THREE STARS – Thought-provoking
Though the culture at large tries to convince us that the acquiring of money, sex and power will fulfill our longings and satisfy our souls, our artists know better. John McTiernan in his classic remake of “The Thomas Crown Affair” preaches a modern parable persuading us that wealth acquisition is not enough.
Created for far deeper purposes than the acquiring of things, Thomas Crown (Pierce Brosnan) of “Crown Acquisitions” lives in lonely isolation within his New York skyscraper. Having become a financial success worth millions, forty-two year old Crown is no longer satisfied by his accomplishments. His boredom has driven him to attempt impossible thefts of art simply for sport.
With a brilliance that catches both the audience and the art museum off-guard, Crown plans a caper in which he steals the $100 million dollar “Impressionism Sunrise” by Monet. The police investigation of the theft is soon joined by Catherine Banning (Rene Russo) who is an equally exceptional free-lance bounty hunter who has been hired by the insurance company to recover the painting. It is in this match between Crown and Banning which creates the many levels of tension within the film.
Though we won’t spoil the excellently conceived intrigue within the film, the far more important message of life’s meanings is especially suited for our concerns.
The lonely isolation many successful people experience is difficult to understand only if the assumption is made that being a success is our purpose in life. Thinking we are pursuing happiness when we pursue wealth, sex or power, our empty achievements only leave us confused and seeking more.
But where do we turn if fulfillment is not found in the achievement of our goals? If the first million does not bring happiness, then will five or five hundred million? If the first glimpse of notoriety doesn’t satisfy, then will international, life-long fame? If limited power is incomplete, then will ultimate power be enough? If a one-night sexual experience is empty, then will a string of such experiences or even marriages bring pleasure?
Thomas Crown is a universal symbol for such an attempt to find fulfillment. As his name implies, he has reached the “crown” of life and lives a kingly existence. But the price he has paid for his fortune is his inability to trust and love others. He has no friends except those he pays to be near him as employees and lawyers.
Attempting to find his way out of the golden prison of his soul, Crown seeks a guide. But instead of turning to God or to transcendent meanings for his life, he turns to a psychiatrist played by Faye Dunaway. In a style of interaction which is more like that of a sarcastic big sister than a professional counselor, Dunaway ridicules his attempts to find love with Banning. She points out that he has only found the mirror image of his own self-absorbed personality.

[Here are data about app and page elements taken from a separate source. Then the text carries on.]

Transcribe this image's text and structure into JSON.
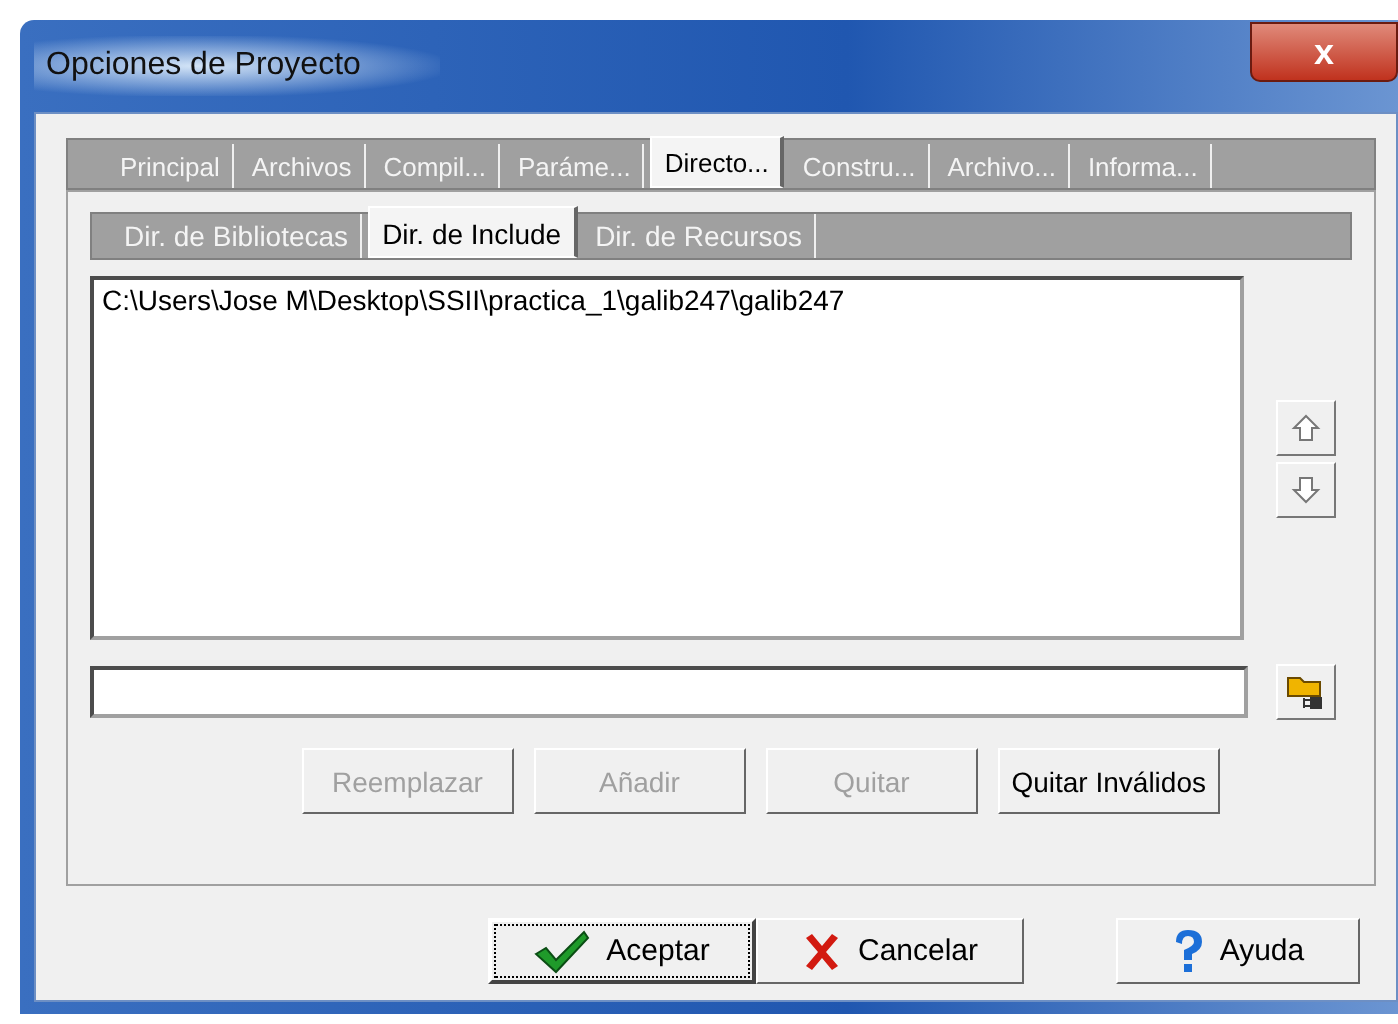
{
  "window": {
    "title": "Opciones de Proyecto",
    "close": "x"
  },
  "tabs": [
    {
      "label": "Principal",
      "selected": false
    },
    {
      "label": "Archivos",
      "selected": false
    },
    {
      "label": "Compil...",
      "selected": false
    },
    {
      "label": "Paráme...",
      "selected": false
    },
    {
      "label": "Directo...",
      "selected": true
    },
    {
      "label": "Constru...",
      "selected": false
    },
    {
      "label": "Archivo...",
      "selected": false
    },
    {
      "label": "Informa...",
      "selected": false
    }
  ],
  "subtabs": [
    {
      "label": "Dir. de Bibliotecas",
      "selected": false
    },
    {
      "label": "Dir. de Include",
      "selected": true
    },
    {
      "label": "Dir. de Recursos",
      "selected": false
    }
  ],
  "directories": [
    "C:\\Users\\Jose M\\Desktop\\SSII\\practica_1\\galib247\\galib247"
  ],
  "actions": [
    {
      "label": "Reemplazar",
      "disabled": true
    },
    {
      "label": "Añadir",
      "disabled": true
    },
    {
      "label": "Quitar",
      "disabled": true
    },
    {
      "label": "Quitar Inválidos",
      "disabled": false
    }
  ],
  "buttons": [
    {
      "kind": "ok",
      "label": "Aceptar"
    },
    {
      "kind": "cancel",
      "label": "Cancelar"
    },
    {
      "kind": "help",
      "label": "Ayuda"
    }
  ]
}
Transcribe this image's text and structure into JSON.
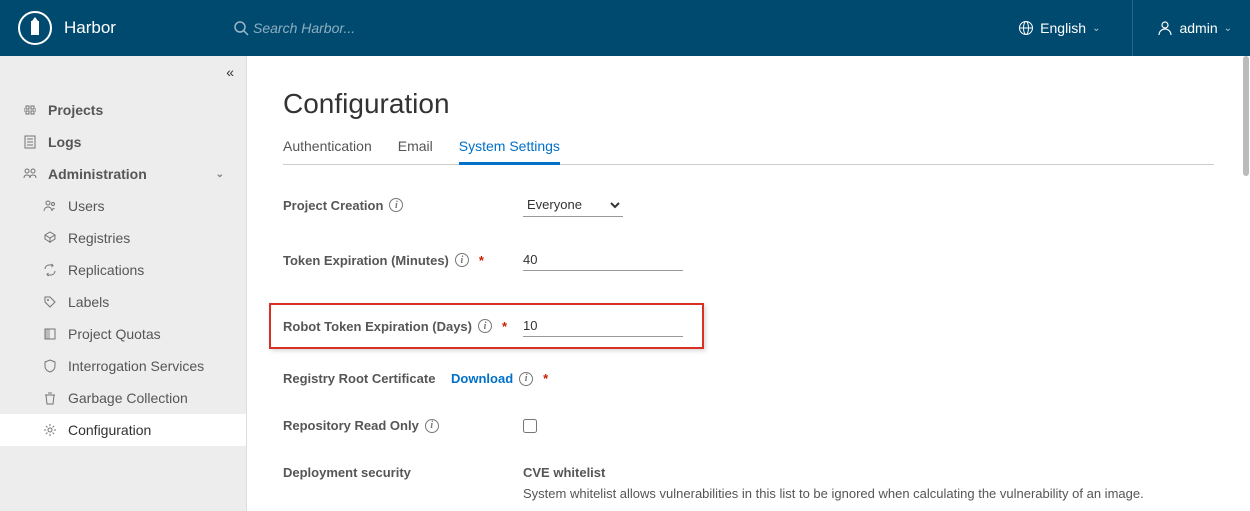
{
  "brand": "Harbor",
  "search": {
    "placeholder": "Search Harbor..."
  },
  "lang": "English",
  "user": "admin",
  "nav": {
    "projects": "Projects",
    "logs": "Logs",
    "administration": "Administration",
    "users": "Users",
    "registries": "Registries",
    "replications": "Replications",
    "labels": "Labels",
    "project_quotas": "Project Quotas",
    "interrogation": "Interrogation Services",
    "garbage": "Garbage Collection",
    "configuration": "Configuration"
  },
  "page": {
    "title": "Configuration",
    "tabs": {
      "auth": "Authentication",
      "email": "Email",
      "system": "System Settings"
    }
  },
  "form": {
    "project_creation": {
      "label": "Project Creation",
      "value": "Everyone"
    },
    "token_exp": {
      "label": "Token Expiration (Minutes)",
      "value": "40"
    },
    "robot_token": {
      "label": "Robot Token Expiration (Days)",
      "value": "10"
    },
    "root_cert": {
      "label": "Registry Root Certificate",
      "download": "Download"
    },
    "read_only": {
      "label": "Repository Read Only"
    },
    "deploy_sec": {
      "label": "Deployment security",
      "value": "CVE whitelist",
      "help": "System whitelist allows vulnerabilities in this list to be ignored when calculating the vulnerability of an image."
    }
  }
}
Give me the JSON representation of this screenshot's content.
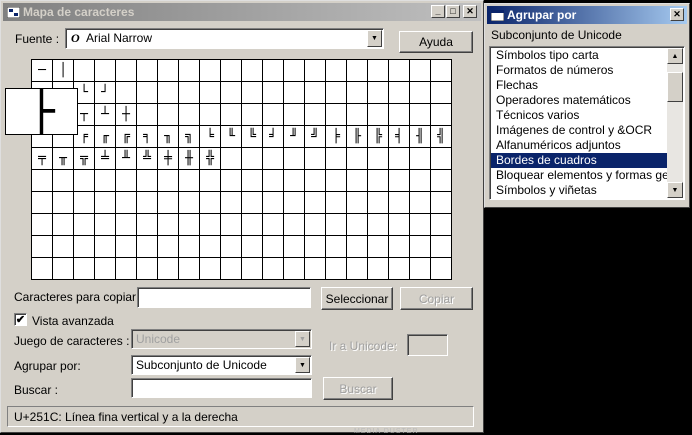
{
  "charmap": {
    "title": "Mapa de caracteres",
    "font_label": "Fuente :",
    "font_value": "Arial Narrow",
    "font_icon": "O",
    "help_button": "Ayuda",
    "zoom_char": "├",
    "grid_chars": [
      "─",
      "│",
      "",
      "",
      "",
      "",
      "",
      "",
      "",
      "",
      "",
      "",
      "",
      "",
      "",
      "",
      "",
      "",
      "",
      "",
      "",
      "",
      "└",
      "┘",
      "",
      "",
      "",
      "",
      "",
      "",
      "",
      "",
      "",
      "",
      "",
      "",
      "",
      "",
      "",
      "",
      "",
      "",
      "┬",
      "┴",
      "┼",
      "",
      "",
      "",
      "",
      "",
      "",
      "",
      "",
      "",
      "",
      "",
      "",
      "",
      "",
      "",
      "",
      "",
      "╒",
      "╓",
      "╔",
      "╕",
      "╖",
      "╗",
      "╘",
      "╙",
      "╚",
      "╛",
      "╜",
      "╝",
      "╞",
      "╟",
      "╠",
      "╡",
      "╢",
      "╣",
      "╤",
      "╥",
      "╦",
      "╧",
      "╨",
      "╩",
      "╪",
      "╫",
      "╬",
      "",
      "",
      "",
      "",
      "",
      "",
      "",
      "",
      "",
      "",
      "",
      "",
      "",
      "",
      "",
      "",
      "",
      "",
      "",
      "",
      "",
      "",
      "",
      "",
      "",
      "",
      "",
      "",
      "",
      "",
      "",
      "",
      "",
      "",
      "",
      "",
      "",
      "",
      "",
      "",
      "",
      "",
      "",
      "",
      "",
      "",
      "",
      "",
      "",
      "",
      "",
      "",
      "",
      "",
      "",
      "",
      "",
      "",
      "",
      "",
      "",
      "",
      "",
      "",
      "",
      "",
      "",
      "",
      "",
      "",
      "",
      "",
      "",
      "",
      "",
      "",
      "",
      "",
      "",
      "",
      "",
      "",
      "",
      "",
      "",
      "",
      "",
      "",
      "",
      "",
      "",
      "",
      "",
      "",
      "",
      "",
      "",
      "",
      "",
      "",
      "",
      "",
      "",
      "",
      "",
      "",
      "",
      "",
      "",
      "",
      ""
    ],
    "copy_label": "Caracteres para copiar :",
    "copy_value": "",
    "select_button": "Seleccionar",
    "copy_button": "Copiar",
    "advanced_view_label": "Vista avanzada",
    "advanced_view_checked": "✔",
    "charset_label": "Juego de caracteres :",
    "charset_value": "Unicode",
    "goto_unicode_label": "Ir a Unicode:",
    "goto_unicode_value": "",
    "group_by_label": "Agrupar por:",
    "group_by_value": "Subconjunto de Unicode",
    "search_label": "Buscar :",
    "search_value": "",
    "search_button": "Buscar",
    "status_text": "U+251C: Línea fina vertical y a la derecha"
  },
  "groupby": {
    "title": "Agrupar por",
    "subtitle": "Subconjunto de Unicode",
    "items": [
      {
        "label": "Símbolos tipo carta",
        "selected": false
      },
      {
        "label": "Formatos de números",
        "selected": false
      },
      {
        "label": "Flechas",
        "selected": false
      },
      {
        "label": "Operadores matemáticos",
        "selected": false
      },
      {
        "label": "Técnicos varios",
        "selected": false
      },
      {
        "label": "Imágenes de control y &OCR",
        "selected": false
      },
      {
        "label": "Alfanuméricos adjuntos",
        "selected": false
      },
      {
        "label": "Bordes de cuadros",
        "selected": true
      },
      {
        "label": "Bloquear elementos y formas ge",
        "selected": false
      },
      {
        "label": "Símbolos y viñetas",
        "selected": false
      }
    ],
    "close_button": "✕"
  },
  "desktop": {
    "bottom_text": "MEDIA DUSTER"
  },
  "colors": {
    "window_bg": "#d4d0c8",
    "selection": "#0a246a",
    "desktop": "#000000"
  }
}
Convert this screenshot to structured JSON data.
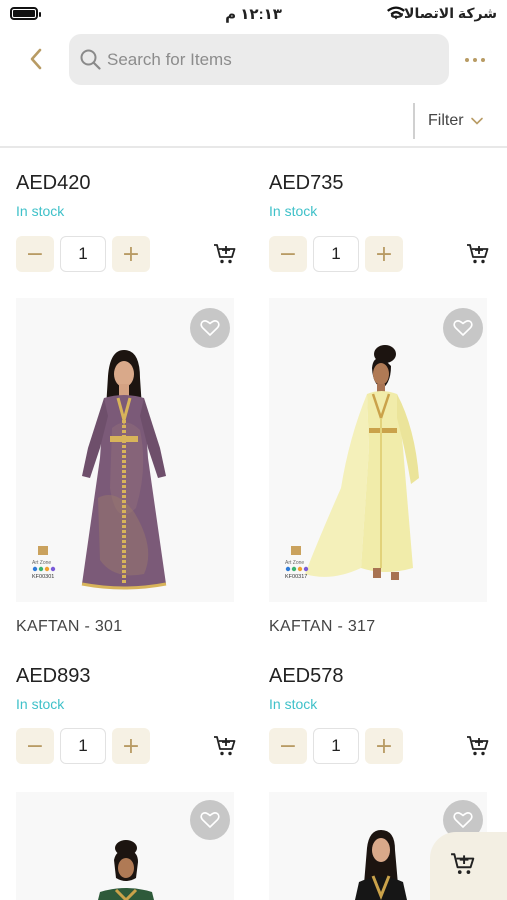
{
  "status_bar": {
    "time": "١٢:١٣ م",
    "carrier": "شركة الاتصالات"
  },
  "header": {
    "search_placeholder": "Search for Items"
  },
  "filter": {
    "label": "Filter"
  },
  "products": [
    {
      "name": "",
      "price": "AED420",
      "stock": "In stock",
      "qty": "1"
    },
    {
      "name": "",
      "price": "AED735",
      "stock": "In stock",
      "qty": "1"
    },
    {
      "name": "KAFTAN - 301",
      "price": "AED893",
      "stock": "In stock",
      "qty": "1",
      "image_code": "KF00301"
    },
    {
      "name": "KAFTAN - 317",
      "price": "AED578",
      "stock": "In stock",
      "qty": "1",
      "image_code": "KF00317"
    }
  ],
  "colors": {
    "accent": "#b89b64",
    "stock": "#3fc1c9",
    "stepper_bg": "#f6f1e4",
    "search_bg": "#ebebeb",
    "heart_bg": "#c7c7c7",
    "dress_301": "#7b5a78",
    "dress_317": "#f1ecaa"
  },
  "icons": {
    "back": "chevron-left-icon",
    "search": "search-icon",
    "more": "more-dots-icon",
    "filter": "chevron-down-icon",
    "cart": "add-to-cart-icon",
    "heart": "heart-icon"
  }
}
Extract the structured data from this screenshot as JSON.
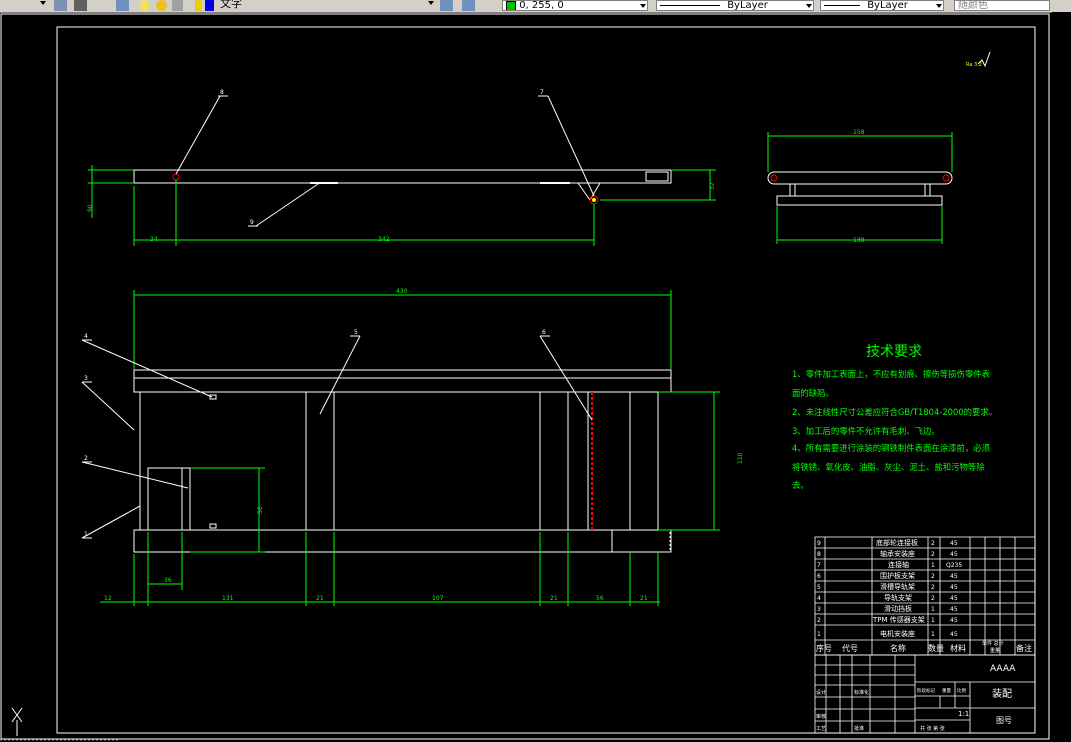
{
  "toolbar": {
    "text_style": "文字",
    "color_value": "0, 255, 0",
    "linetype": "ByLayer",
    "lineweight": "ByLayer",
    "plot_style": "随颜色",
    "color_swatch": "#00c000"
  },
  "drawing": {
    "tech_title": "技术要求",
    "tech_lines": [
      "1、零件加工表面上，不应有划痕、擦伤等损伤零件表",
      "面的缺陷。",
      "2、未注线性尺寸公差应符合GB/T1804-2000的要求。",
      "3、加工后的零件不允许有毛刺、飞边。",
      "4、所有需要进行涂装的钢铁制件表面在涂漆前，必须",
      "将铁锈、氧化皮、油脂、灰尘、泥土、盐和污物等除",
      "去。"
    ],
    "roughness": "Ra 3.2",
    "dims": {
      "d_side_w": "158",
      "d_side_w2": "138",
      "d_top_left": "34",
      "d_top_mid": "342",
      "d_top_h": "90",
      "d_top_right": "32",
      "d_main_total": "430",
      "d_main_h": "110",
      "d_inner_h": "50",
      "d_inner_w": "36",
      "d_b1": "12",
      "d_b2": "131",
      "d_b3": "21",
      "d_b4": "107",
      "d_b5": "21",
      "d_b6": "56",
      "d_b7": "21"
    },
    "callouts": [
      "1",
      "2",
      "3",
      "4",
      "5",
      "6",
      "7",
      "8",
      "9"
    ],
    "bom_rows": [
      {
        "no": "9",
        "name": "底部轮连接板",
        "qty": "2",
        "mat": "45"
      },
      {
        "no": "8",
        "name": "轴承安装座",
        "qty": "2",
        "mat": "45"
      },
      {
        "no": "7",
        "name": "连接轴",
        "qty": "1",
        "mat": "Q235"
      },
      {
        "no": "6",
        "name": "围护板支架",
        "qty": "2",
        "mat": "45"
      },
      {
        "no": "5",
        "name": "滑槽导轨架",
        "qty": "2",
        "mat": "45"
      },
      {
        "no": "4",
        "name": "导轨支架",
        "qty": "2",
        "mat": "45"
      },
      {
        "no": "3",
        "name": "滑动挡板",
        "qty": "1",
        "mat": "45"
      },
      {
        "no": "2",
        "name": "TPM 传感器支架",
        "qty": "1",
        "mat": "45"
      },
      {
        "no": "1",
        "name": "电机安装座",
        "qty": "1",
        "mat": "45"
      }
    ],
    "bom_header": {
      "no": "序号",
      "code": "代号",
      "name": "名称",
      "qty": "数量",
      "mat": "材料",
      "unit_w": "单件 总计",
      "weight": "重量",
      "note": "备注"
    },
    "title_block": {
      "title": "AAAA",
      "part": "装配",
      "drawing_no": "图号",
      "scale": "1:1",
      "sheets": "共 张 第 张",
      "designer": "设计",
      "checker": "审核",
      "process": "工艺",
      "approve": "批准",
      "standardize": "标准化",
      "stage": "阶段标记",
      "weight": "重量",
      "ratio": "比例"
    }
  }
}
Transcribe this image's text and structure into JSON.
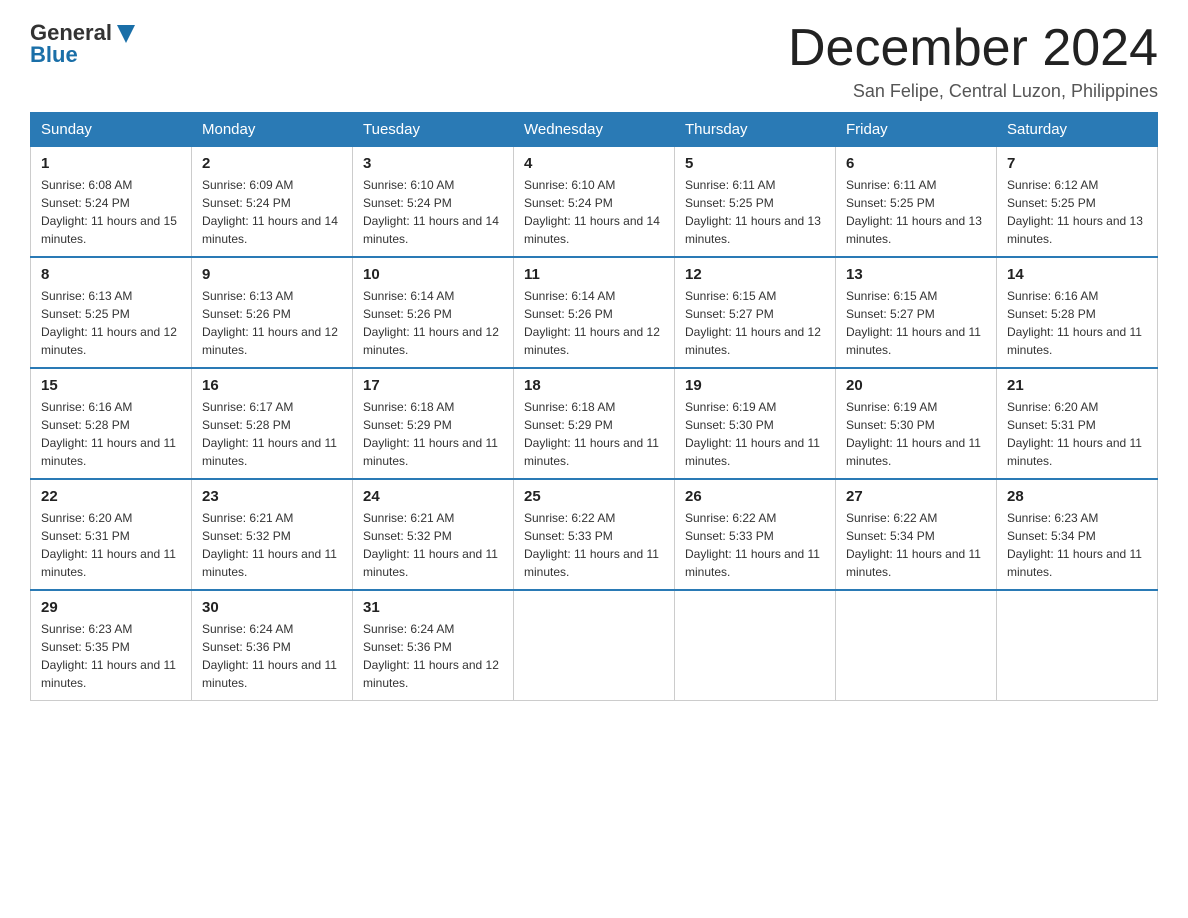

This is often true of our attempts to create meaning for ourselves. Rather than receiving the transformation of our souls which recreates us into loving persons who give ourselves to God and others, we fall in love with our own dysfunctional counterparts.
Banning is a woman who uses men in the same way, as Crown is a man who uses women. Both have extremely attractive bodies which they have styled into sophisticated weapons. Crown was a poor boy who used his boxing skills to get a college scholarship and refashioned himself from his speech to his attire.
Banning is a woman who was born a poor Midwestern girl who had an affair with the son of a European dignitary and remade herself into a multi-lingual and international private detective.
Neither Banning nor Crown have family or friends. They are tied to no one and show little compassion toward others. Both are willing to use their money, power, sex or any item in their possession to get what they want. Neither trusts the other. They are willing to betray each other to protect themselves.
But, in the midst of their mutual attraction however shallow and dysfunctional, there comes hope. They eventually begin to value their relationship more than anything else in their lives. This fledgling love is the only power which, if nourished, can bring them the happiness they long to experience.
“The Thomas Crown Affair” is a film with nudity and adult themes not suitable for children or youth which exposes the emptiness of reaching the top of American culture. As a parable of the emptiness of modern life, it is a masterpiece. As a guide to filling such emptiness, it leaves us wanting far more.